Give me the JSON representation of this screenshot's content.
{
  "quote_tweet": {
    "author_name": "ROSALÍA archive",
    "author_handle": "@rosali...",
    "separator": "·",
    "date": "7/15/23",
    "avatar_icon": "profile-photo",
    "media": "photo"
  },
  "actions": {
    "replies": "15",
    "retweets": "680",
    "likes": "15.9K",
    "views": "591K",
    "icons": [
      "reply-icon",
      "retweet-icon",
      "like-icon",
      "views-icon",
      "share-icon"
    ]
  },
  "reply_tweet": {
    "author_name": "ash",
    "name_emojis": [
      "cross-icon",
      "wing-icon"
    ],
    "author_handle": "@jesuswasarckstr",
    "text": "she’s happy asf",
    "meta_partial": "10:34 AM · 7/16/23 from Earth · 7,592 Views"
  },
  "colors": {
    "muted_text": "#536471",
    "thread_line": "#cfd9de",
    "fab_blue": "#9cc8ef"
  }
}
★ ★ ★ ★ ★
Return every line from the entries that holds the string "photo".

Exercise output
    "avatar_icon": "profile-photo",
    "media": "photo"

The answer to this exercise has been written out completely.